Right now, though, there’s Reject to relish – and it’s more than plenty to be going on with. In amongst its rich, artfully crafted sonic tapestries, grandly stirring melodies and irresistibly inventive grooves, Solareye’s muse roams wider and deeper than ever, from the bitingly political to the nakedly personal, from wickedly scathing satire to dream-like poetic allegory, the state of the Union to the sensations of modern mental overload.
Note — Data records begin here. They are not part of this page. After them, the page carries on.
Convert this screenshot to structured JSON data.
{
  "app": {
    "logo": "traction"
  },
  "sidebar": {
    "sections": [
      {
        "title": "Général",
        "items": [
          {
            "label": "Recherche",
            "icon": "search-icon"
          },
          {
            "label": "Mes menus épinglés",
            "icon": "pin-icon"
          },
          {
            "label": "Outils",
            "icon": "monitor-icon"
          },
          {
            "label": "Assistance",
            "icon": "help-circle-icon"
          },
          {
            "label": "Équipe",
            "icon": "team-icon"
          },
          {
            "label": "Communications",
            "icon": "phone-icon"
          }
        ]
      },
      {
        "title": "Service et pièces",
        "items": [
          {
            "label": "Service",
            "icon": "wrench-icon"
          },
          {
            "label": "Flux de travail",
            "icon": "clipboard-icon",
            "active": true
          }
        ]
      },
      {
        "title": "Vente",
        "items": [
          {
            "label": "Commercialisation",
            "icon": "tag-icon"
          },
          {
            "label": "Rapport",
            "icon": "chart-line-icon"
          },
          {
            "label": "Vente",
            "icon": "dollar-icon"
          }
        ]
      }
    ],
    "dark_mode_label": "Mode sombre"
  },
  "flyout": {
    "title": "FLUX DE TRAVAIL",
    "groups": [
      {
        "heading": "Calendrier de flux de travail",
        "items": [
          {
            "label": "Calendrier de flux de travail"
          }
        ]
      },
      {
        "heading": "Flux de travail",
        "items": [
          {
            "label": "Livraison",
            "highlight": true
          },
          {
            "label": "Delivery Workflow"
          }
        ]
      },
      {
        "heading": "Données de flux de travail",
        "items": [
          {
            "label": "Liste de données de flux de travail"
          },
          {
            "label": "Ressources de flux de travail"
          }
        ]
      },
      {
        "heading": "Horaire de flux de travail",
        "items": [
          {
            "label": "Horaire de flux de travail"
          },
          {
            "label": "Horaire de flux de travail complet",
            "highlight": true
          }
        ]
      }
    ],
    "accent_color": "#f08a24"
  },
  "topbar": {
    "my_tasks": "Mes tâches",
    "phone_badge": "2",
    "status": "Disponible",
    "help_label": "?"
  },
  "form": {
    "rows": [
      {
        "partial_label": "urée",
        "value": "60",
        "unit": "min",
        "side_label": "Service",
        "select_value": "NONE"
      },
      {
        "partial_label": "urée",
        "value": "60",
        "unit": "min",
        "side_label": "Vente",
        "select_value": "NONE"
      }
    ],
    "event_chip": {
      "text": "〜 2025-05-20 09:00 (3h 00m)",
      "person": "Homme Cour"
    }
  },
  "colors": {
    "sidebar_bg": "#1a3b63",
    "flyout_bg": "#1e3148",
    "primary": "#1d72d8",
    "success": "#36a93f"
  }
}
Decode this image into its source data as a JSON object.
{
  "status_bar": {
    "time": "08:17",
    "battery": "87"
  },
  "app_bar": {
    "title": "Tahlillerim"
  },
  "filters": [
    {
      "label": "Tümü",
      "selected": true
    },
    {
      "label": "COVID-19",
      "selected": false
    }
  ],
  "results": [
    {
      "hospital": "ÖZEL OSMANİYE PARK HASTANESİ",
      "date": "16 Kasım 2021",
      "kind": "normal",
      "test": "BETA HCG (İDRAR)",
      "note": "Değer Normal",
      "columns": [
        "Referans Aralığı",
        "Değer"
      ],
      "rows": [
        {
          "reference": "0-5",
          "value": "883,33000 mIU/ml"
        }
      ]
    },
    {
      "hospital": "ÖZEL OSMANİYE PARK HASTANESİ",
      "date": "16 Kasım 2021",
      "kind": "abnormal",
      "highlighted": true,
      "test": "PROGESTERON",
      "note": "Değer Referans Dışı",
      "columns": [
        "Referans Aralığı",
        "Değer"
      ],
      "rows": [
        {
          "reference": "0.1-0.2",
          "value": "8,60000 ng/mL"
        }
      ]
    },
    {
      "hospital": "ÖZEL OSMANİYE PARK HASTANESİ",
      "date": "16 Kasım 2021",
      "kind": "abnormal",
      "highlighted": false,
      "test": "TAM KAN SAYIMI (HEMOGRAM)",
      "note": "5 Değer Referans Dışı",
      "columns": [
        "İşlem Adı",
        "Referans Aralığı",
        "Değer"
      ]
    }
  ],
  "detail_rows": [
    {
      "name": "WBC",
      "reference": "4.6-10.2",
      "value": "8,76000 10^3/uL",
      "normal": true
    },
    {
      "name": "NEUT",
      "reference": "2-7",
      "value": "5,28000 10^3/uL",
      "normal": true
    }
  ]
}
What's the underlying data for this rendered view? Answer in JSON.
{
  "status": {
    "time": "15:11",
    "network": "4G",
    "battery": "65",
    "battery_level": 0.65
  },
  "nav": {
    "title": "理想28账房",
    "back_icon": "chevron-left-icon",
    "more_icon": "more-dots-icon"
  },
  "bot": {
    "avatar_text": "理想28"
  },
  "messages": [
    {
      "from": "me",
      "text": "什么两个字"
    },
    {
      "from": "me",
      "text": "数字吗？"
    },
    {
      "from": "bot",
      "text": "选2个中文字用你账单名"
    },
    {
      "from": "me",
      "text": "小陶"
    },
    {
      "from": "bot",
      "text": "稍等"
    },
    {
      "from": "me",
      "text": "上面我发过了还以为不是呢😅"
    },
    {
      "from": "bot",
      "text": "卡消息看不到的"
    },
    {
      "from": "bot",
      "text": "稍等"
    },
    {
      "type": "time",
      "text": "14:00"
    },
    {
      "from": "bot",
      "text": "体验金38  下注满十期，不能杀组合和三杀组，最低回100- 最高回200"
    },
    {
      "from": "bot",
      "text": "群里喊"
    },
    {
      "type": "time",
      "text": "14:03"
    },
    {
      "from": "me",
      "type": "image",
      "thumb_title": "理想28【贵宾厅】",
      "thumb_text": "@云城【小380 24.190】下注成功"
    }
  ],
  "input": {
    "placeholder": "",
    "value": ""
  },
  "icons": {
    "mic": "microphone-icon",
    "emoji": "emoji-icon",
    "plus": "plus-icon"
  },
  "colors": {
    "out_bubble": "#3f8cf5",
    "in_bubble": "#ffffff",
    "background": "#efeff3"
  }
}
“I definitely always want to be associated with protest song, with music that says something about what’s going on around us – and from our experience, there’s a real appetite for that kind of stuff just now,” Hook says. “But with the new album I’ve also been trying to make myself write about more personal and emotional subjects, rather than always taking an external perspective. It’s much harder and scarier than talking about current affairs – looking inside and writing about yourself, then sharing that with other people, but it’s another way to push myself to develop, and some of those songs have been getting the biggest reaction lately, when we’ve tried out the new stuff live.”

On the subject of recent gigs, and the state of the Union, the band were somewhat startled, following their triumphant set at 2012’s famously maverick Wickerman festival, to find their track ‘Winter of Discontent’ - an admittedly merciless dissection of the current UK regime, from the EP Pure Antihero Material - co-opted as a soundtrack by pro-independence websites. “I originally wrote it very specifically from an anti-Tory, anti-coalition perspective, and a lot of the English/Scottish stuff was meant to be quite tongue-in-cheek,” Hook explains, “but when I read back through the lyrics, I could totally see why people had interpreted it more broadly. As a band, though, first and foremost we’re pro-debate, rather than necessarily pro-independence. The key thing right now is that people get engaged in discussing the arguments - and then that they turn up and vote.”

Whatever Scotland’s future holds, Stanley Odd today rank among its most exciting, provocative and persuasive musical champions. Uniting the local with the global, the individual with the collective, Reject speaks from the heart in a proudly home-grown yet universal language of resistance, challenge and affirmation.